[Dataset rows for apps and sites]
::::::::

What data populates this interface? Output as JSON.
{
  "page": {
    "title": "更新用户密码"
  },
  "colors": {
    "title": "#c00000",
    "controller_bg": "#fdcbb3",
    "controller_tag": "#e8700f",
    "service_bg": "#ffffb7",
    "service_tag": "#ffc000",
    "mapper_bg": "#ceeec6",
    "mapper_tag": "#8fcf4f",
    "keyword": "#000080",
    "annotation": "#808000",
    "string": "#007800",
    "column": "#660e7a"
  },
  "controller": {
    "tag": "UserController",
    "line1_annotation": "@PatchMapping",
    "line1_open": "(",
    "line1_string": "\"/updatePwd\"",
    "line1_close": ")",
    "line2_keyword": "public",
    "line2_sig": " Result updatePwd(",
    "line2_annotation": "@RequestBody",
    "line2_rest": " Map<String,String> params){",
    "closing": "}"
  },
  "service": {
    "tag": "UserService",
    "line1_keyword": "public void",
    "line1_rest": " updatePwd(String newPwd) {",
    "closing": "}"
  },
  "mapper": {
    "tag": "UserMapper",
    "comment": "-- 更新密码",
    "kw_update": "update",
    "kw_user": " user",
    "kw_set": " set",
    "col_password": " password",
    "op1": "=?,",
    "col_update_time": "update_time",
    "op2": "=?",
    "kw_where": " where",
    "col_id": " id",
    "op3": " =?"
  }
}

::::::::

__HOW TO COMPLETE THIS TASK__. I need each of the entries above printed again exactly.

__OUTPUT__.
What data populates this interface? Output as JSON.
{
  "page": {
    "title": "更新用户密码"
  },
  "colors": {
    "title": "#c00000",
    "controller_bg": "#fdcbb3",
    "controller_tag": "#e8700f",
    "service_bg": "#ffffb7",
    "service_tag": "#ffc000",
    "mapper_bg": "#ceeec6",
    "mapper_tag": "#8fcf4f",
    "keyword": "#000080",
    "annotation": "#808000",
    "string": "#007800",
    "column": "#660e7a"
  },
  "controller": {
    "tag": "UserController",
    "line1_annotation": "@PatchMapping",
    "line1_open": "(",
    "line1_string": "\"/updatePwd\"",
    "line1_close": ")",
    "line2_keyword": "public",
    "line2_sig": " Result updatePwd(",
    "line2_annotation": "@RequestBody",
    "line2_rest": " Map<String,String> params){",
    "closing": "}"
  },
  "service": {
    "tag": "UserService",
    "line1_keyword": "public void",
    "line1_rest": " updatePwd(String newPwd) {",
    "closing": "}"
  },
  "mapper": {
    "tag": "UserMapper",
    "comment": "-- 更新密码",
    "kw_update": "update",
    "kw_user": " user",
    "kw_set": " set",
    "col_password": " password",
    "op1": "=?,",
    "col_update_time": "update_time",
    "op2": "=?",
    "kw_where": " where",
    "col_id": " id",
    "op3": " =?"
  }
}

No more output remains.